Cannon fodder: No free ski passes
February 12. 2013 5:51PM
New Hampshire legislators have gone two years without the free Cannon Mountain lift tickets they used to get. Some of them have found inconvenient the ethics ruling that barred the free tickets. So naturally there is a bill in the House to restore the perk. It is as good an idea as snowboarding in a Speedo.
As the Josiah Bartlett Center's Grant Bosse first pointed out, Rep. Gary Coulomb, D-Berlin, has filed House Bill 514, which would let legislators accept free Cannon Mountain ski passes from the state parks and recreation director. Cannon is the state-operated ski slope located in Franconia Notch.
Legislative ethics rules bar lawmakers from receiving gifts worth more than $25. Cannon Mountain charges $47 for a half-day lift ticket and $70 for a full day. HB 514 would get around this obstacle by some rather obvious sleight of hand. The bill "exempts the receipt of ski passes for Cannon Mountain ski area by members of the general court from the definition of a gift."
If a ski resort owner gave legislators on key regulatory committees, such as Senate Commerce or House Labor, Industrial and Rehabilitative Services, free lift tickets, it would be an obvious violation of the ethics rules. Under HB 514, the state parks and recreation director could give members of the House and Senate Appropriations Committees free ski passes, and that would be OK - even though those committee members play powerful roles in deciding how much state money Cannon Mountain receives from the taxpayers.

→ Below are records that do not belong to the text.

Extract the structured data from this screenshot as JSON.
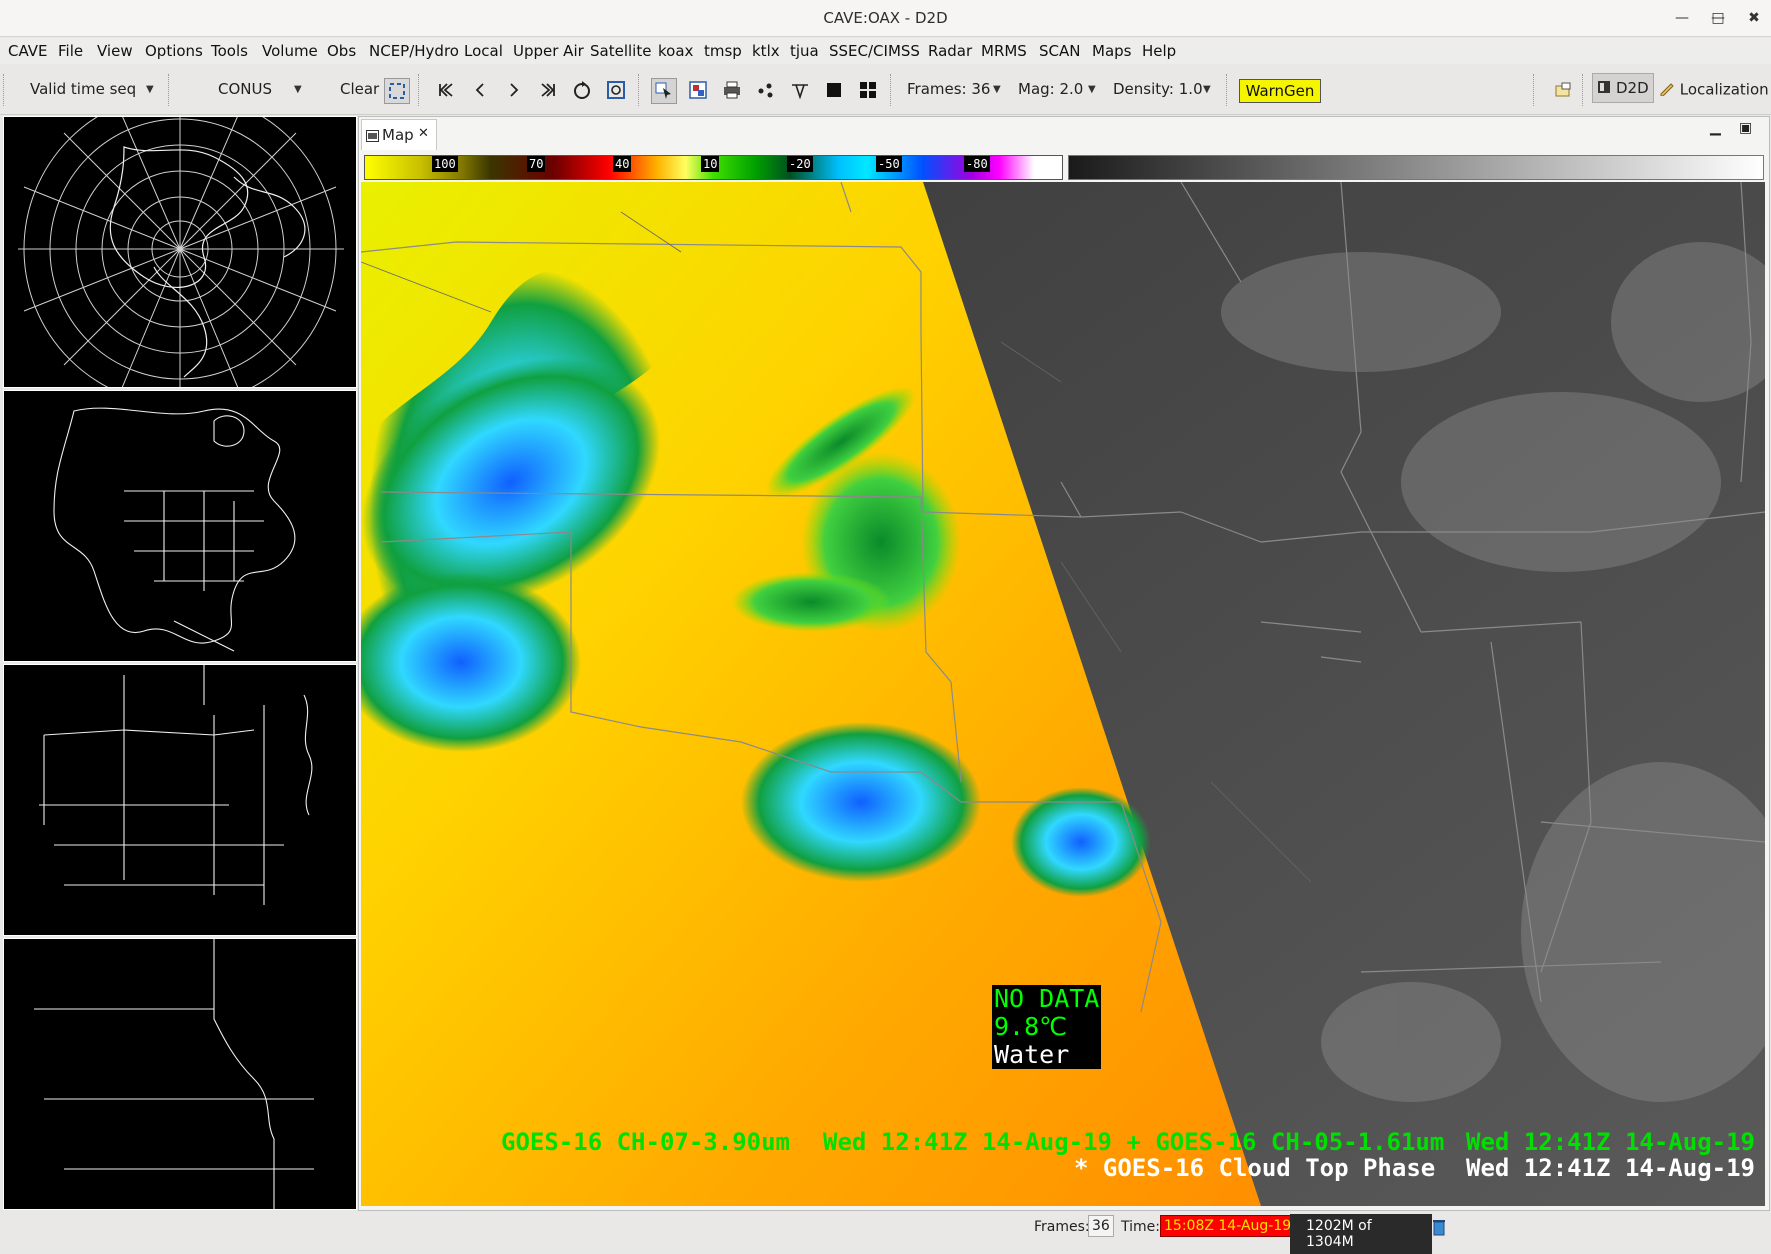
{
  "window": {
    "title": "CAVE:OAX - D2D",
    "minimize": "—",
    "maximize": "□",
    "close": "✖"
  },
  "menu": [
    "CAVE",
    "File",
    "View",
    "Options",
    "Tools",
    "Volume",
    "Obs",
    "NCEP/Hydro",
    "Local",
    "Upper Air",
    "Satellite",
    "koax",
    "tmsp",
    "ktlx",
    "tjua",
    "SSEC/CIMSS",
    "Radar",
    "MRMS",
    "SCAN",
    "Maps",
    "Help"
  ],
  "toolbar": {
    "time_mode": "Valid time seq",
    "scale": "CONUS",
    "clear": "Clear",
    "frames_label": "Frames: 36",
    "mag_label": "Mag: 2.0",
    "density_label": "Density: 1.0",
    "warngen": "WarnGen",
    "perspective": "D2D",
    "localization": "Localization"
  },
  "tab": {
    "label": "Map",
    "close": "✕"
  },
  "colorbar": {
    "ticks": [
      "100",
      "70",
      "40",
      "10",
      "-20",
      "-50",
      "-80"
    ]
  },
  "overlays": {
    "line1_left": "GOES-16 CH-07-3.90um",
    "line1_mid": "Wed 12:41Z 14-Aug-19 + GOES-16 CH-05-1.61um",
    "line1_right": "Wed 12:41Z 14-Aug-19",
    "line2_left": "* GOES-16 Cloud Top Phase",
    "line2_right": "Wed 12:41Z 14-Aug-19"
  },
  "probe": {
    "line1": "NO DATA",
    "line2": "9.8℃",
    "line3": "Water"
  },
  "status": {
    "frames_label": "Frames:",
    "frames_value": "36",
    "time_label": "Time:",
    "time_value": "15:08Z 14-Aug-19",
    "memory": "1202M of 1304M"
  },
  "colors": {
    "probe_green": "#00ff00",
    "overlay_green": "#00ff00",
    "time_bg": "#ff0000",
    "warngen_bg": "#f5f500"
  }
}
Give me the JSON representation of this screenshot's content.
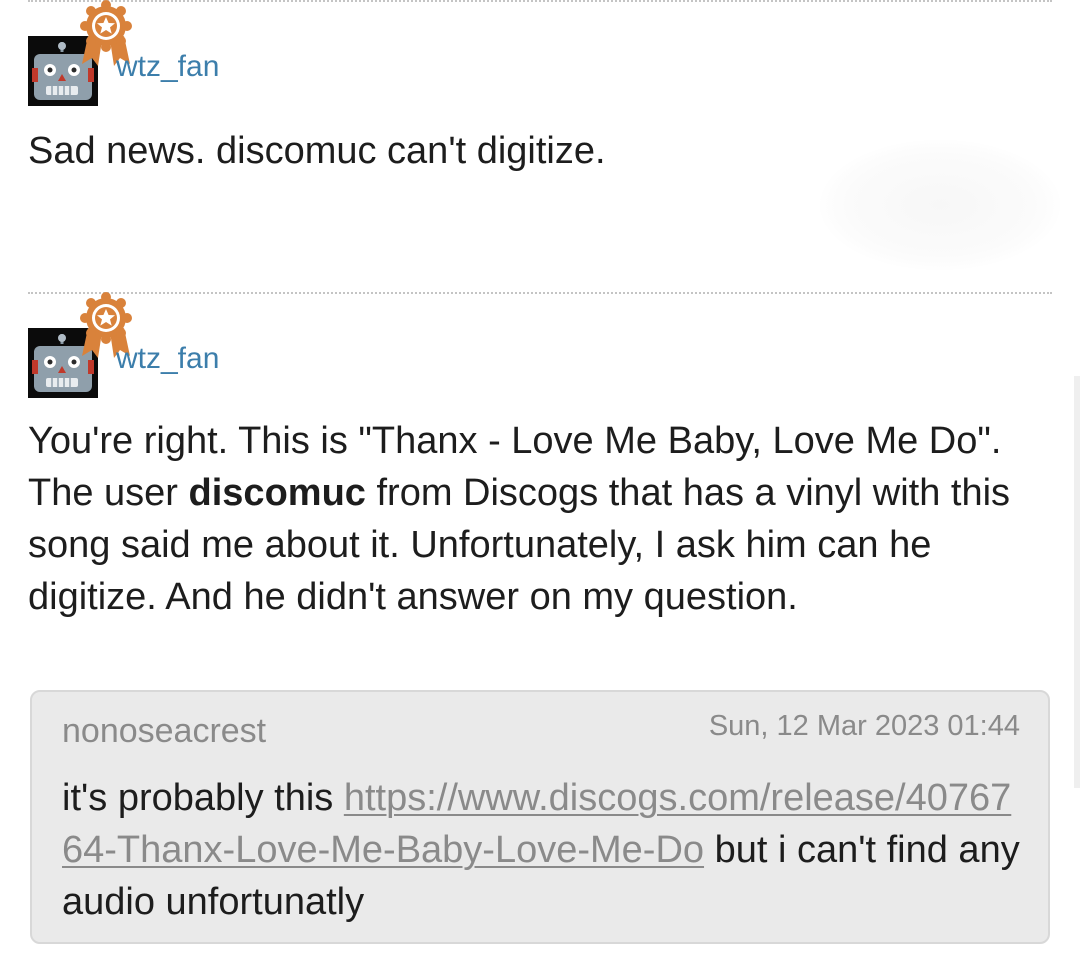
{
  "posts": [
    {
      "username": "wtz_fan",
      "avatar_icon": "robot-avatar-icon",
      "badge_icon": "award-badge-icon",
      "text": "Sad news. discomuc can't digitize."
    },
    {
      "username": "wtz_fan",
      "avatar_icon": "robot-avatar-icon",
      "badge_icon": "award-badge-icon",
      "text_parts": [
        "You're right. This is \"Thanx - Love Me Baby, Love Me Do\". The user ",
        "discomuc",
        " from Discogs that has a vinyl with this song said me about it. Unfortunately, I ask him can he digitize. And he didn't answer on my question."
      ],
      "quote": {
        "author": "nonoseacrest",
        "date": "Sun, 12 Mar 2023 01:44",
        "text_before": "it's probably this ",
        "link": "https://www.discogs.com/release/4076764-Thanx-Love-Me-Baby-Love-Me-Do",
        "text_after": " but i can't find any audio unfortunatly"
      }
    }
  ],
  "colors": {
    "username": "#3c7eab",
    "badge": "#d9823b",
    "quote_bg": "#eaeaea",
    "muted_text": "#8a8a8a",
    "divider": "#c4c4c4"
  }
}
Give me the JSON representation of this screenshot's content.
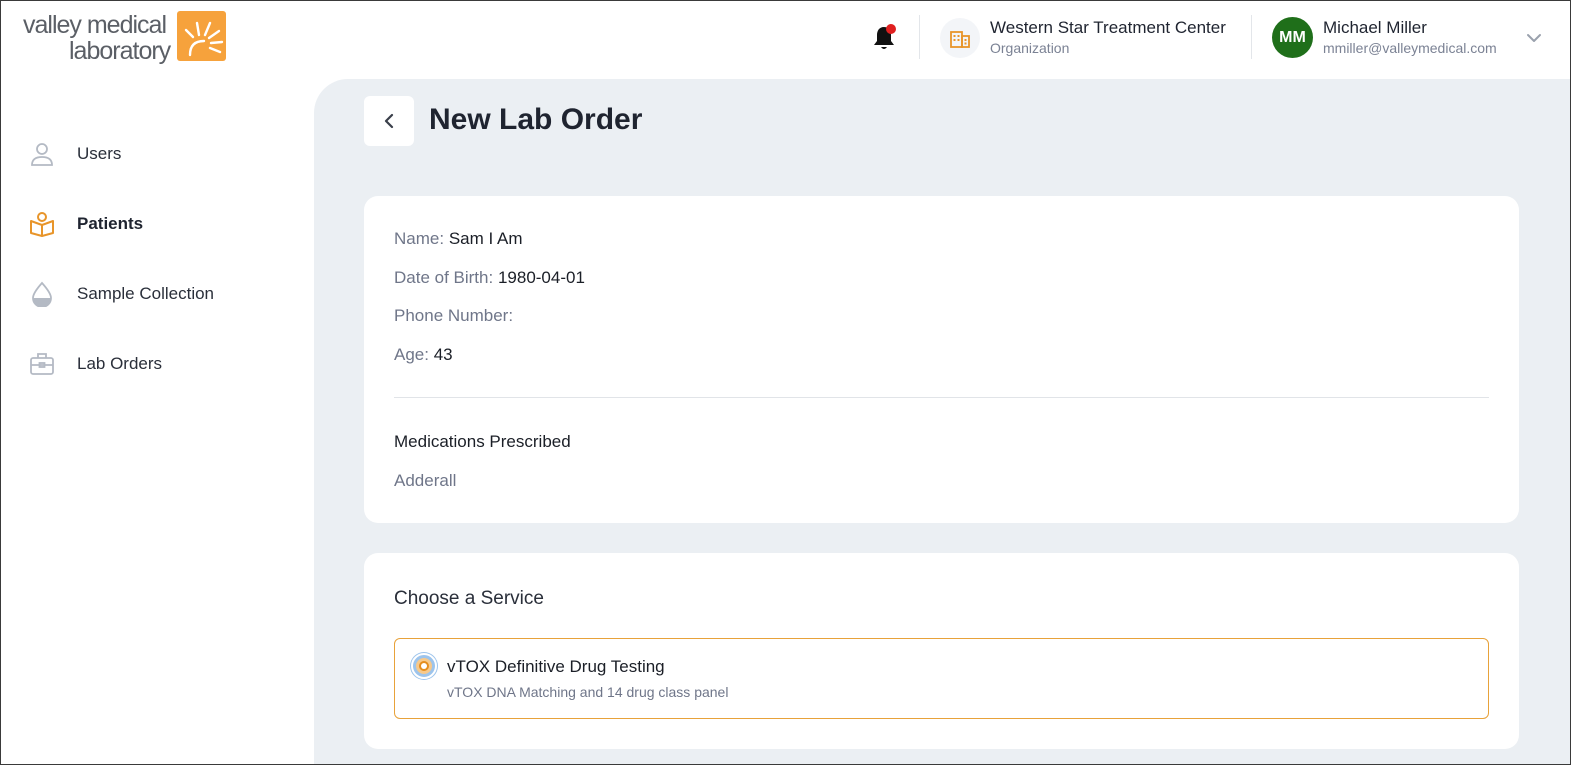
{
  "brand": {
    "logo_line1": "valley medical",
    "logo_line2": "laboratory",
    "accent_color": "#f6a23c"
  },
  "header": {
    "notification_icon": "bell-icon",
    "notification_badge_color": "#e02020",
    "organization": {
      "icon": "building-icon",
      "name": "Western Star Treatment Center",
      "role": "Organization"
    },
    "user": {
      "initials": "MM",
      "name": "Michael Miller",
      "email": "mmiller@valleymedical.com",
      "avatar_color": "#1f6f1a",
      "menu_icon": "chevron-down-icon"
    }
  },
  "sidebar": {
    "items": [
      {
        "label": "Users",
        "icon": "user-icon",
        "active": false
      },
      {
        "label": "Patients",
        "icon": "patient-icon",
        "active": true
      },
      {
        "label": "Sample Collection",
        "icon": "droplet-icon",
        "active": false
      },
      {
        "label": "Lab Orders",
        "icon": "briefcase-icon",
        "active": false
      }
    ]
  },
  "main": {
    "back_icon": "chevron-left-icon",
    "title": "New Lab Order",
    "patient": {
      "name_label": "Name:",
      "name_value": "Sam I Am",
      "dob_label": "Date of Birth:",
      "dob_value": "1980-04-01",
      "phone_label": "Phone Number:",
      "phone_value": "",
      "age_label": "Age:",
      "age_value": "43",
      "medications_heading": "Medications Prescribed",
      "medications": [
        "Adderall"
      ]
    },
    "service": {
      "heading": "Choose a Service",
      "options": [
        {
          "title": "vTOX Definitive Drug Testing",
          "description": "vTOX DNA Matching and 14 drug class panel",
          "selected": true
        }
      ]
    }
  }
}
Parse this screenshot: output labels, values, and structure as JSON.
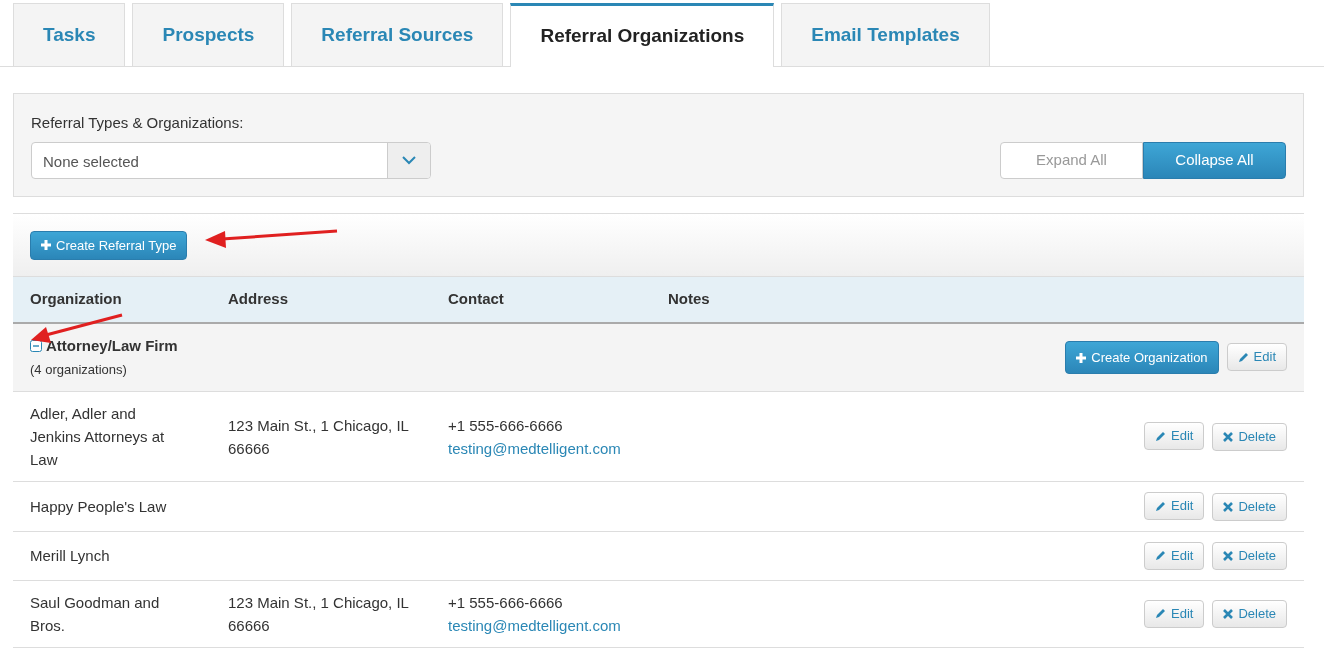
{
  "tabs": [
    {
      "label": "Tasks",
      "selected": false
    },
    {
      "label": "Prospects",
      "selected": false
    },
    {
      "label": "Referral Sources",
      "selected": false
    },
    {
      "label": "Referral Organizations",
      "selected": true
    },
    {
      "label": "Email Templates",
      "selected": false
    }
  ],
  "filter": {
    "label": "Referral Types & Organizations:",
    "value": "None selected"
  },
  "view_toggle": [
    {
      "label": "Expand All",
      "selected": false
    },
    {
      "label": "Collapse All",
      "selected": true
    }
  ],
  "create_type_button": "Create Referral Type",
  "table": {
    "columns": [
      "Organization",
      "Address",
      "Contact",
      "Notes"
    ],
    "groups": [
      {
        "name": "Attorney/Law Firm",
        "count": "(4 organizations)",
        "expanded": true,
        "create_button": "Create Organization",
        "edit_button": "Edit",
        "rows": [
          {
            "organization": "Adler, Adler and Jenkins Attorneys at Law",
            "address": "123 Main St., 1 Chicago, IL 66666",
            "phone": "+1 555-666-6666",
            "email": "testing@medtelligent.com",
            "edit": "Edit",
            "delete": "Delete"
          },
          {
            "organization": "Happy People's Law",
            "edit": "Edit",
            "delete": "Delete"
          },
          {
            "organization": "Merill Lynch",
            "edit": "Edit",
            "delete": "Delete"
          },
          {
            "organization": "Saul Goodman and Bros.",
            "address": "123 Main St., 1 Chicago, IL 66666",
            "phone": "+1 555-666-6666",
            "email": "testing@medtelligent.com",
            "edit": "Edit",
            "delete": "Delete"
          }
        ]
      }
    ]
  }
}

Some legislators say they need to visit Cannon to better understand how it operates. Fine, then arrange with the management for a tour. No legislator needs to ski the mountain for free to understand how it is run any more than a legislator needs to go on food stamps to understand how public assistance works. As Cannon receives direct state appropriations, any offer of free ski passes carries with it a potentially corrupting influence. The gift ban clearly should apply.